▸ Problem requirements: Using the material that follows, identify and copy each line with the string "Scan".

▸ The data:
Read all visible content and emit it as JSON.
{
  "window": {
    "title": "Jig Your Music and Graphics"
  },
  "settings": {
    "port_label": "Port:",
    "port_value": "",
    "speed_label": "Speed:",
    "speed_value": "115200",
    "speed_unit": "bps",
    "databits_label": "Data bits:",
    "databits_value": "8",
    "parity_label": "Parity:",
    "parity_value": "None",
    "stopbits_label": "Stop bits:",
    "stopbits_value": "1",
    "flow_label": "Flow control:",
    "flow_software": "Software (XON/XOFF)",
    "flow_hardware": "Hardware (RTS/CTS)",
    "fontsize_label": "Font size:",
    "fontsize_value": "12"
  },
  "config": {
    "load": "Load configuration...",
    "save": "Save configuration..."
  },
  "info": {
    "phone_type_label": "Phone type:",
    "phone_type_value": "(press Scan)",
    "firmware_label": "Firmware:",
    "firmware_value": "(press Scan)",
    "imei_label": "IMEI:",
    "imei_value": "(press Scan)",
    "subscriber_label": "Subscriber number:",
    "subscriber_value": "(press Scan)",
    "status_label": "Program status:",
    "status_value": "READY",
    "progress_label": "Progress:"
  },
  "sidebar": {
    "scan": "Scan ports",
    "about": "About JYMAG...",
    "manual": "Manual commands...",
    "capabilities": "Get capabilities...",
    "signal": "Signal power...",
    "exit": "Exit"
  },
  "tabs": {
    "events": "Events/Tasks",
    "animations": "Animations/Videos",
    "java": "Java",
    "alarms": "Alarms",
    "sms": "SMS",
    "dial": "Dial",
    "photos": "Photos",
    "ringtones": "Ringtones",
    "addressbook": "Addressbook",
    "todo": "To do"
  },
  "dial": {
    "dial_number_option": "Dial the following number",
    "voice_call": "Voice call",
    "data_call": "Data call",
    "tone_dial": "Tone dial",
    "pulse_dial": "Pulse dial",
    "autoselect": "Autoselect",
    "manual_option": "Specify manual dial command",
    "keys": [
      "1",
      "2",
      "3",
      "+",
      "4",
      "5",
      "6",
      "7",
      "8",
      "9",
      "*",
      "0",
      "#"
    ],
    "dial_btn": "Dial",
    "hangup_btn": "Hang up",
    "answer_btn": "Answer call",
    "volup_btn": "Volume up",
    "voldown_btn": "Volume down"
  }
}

▸ The completed task:
    "phone_type_value": "(press Scan)",
    "firmware_value": "(press Scan)",
    "imei_value": "(press Scan)",
    "subscriber_value": "(press Scan)",
    "scan": "Scan ports",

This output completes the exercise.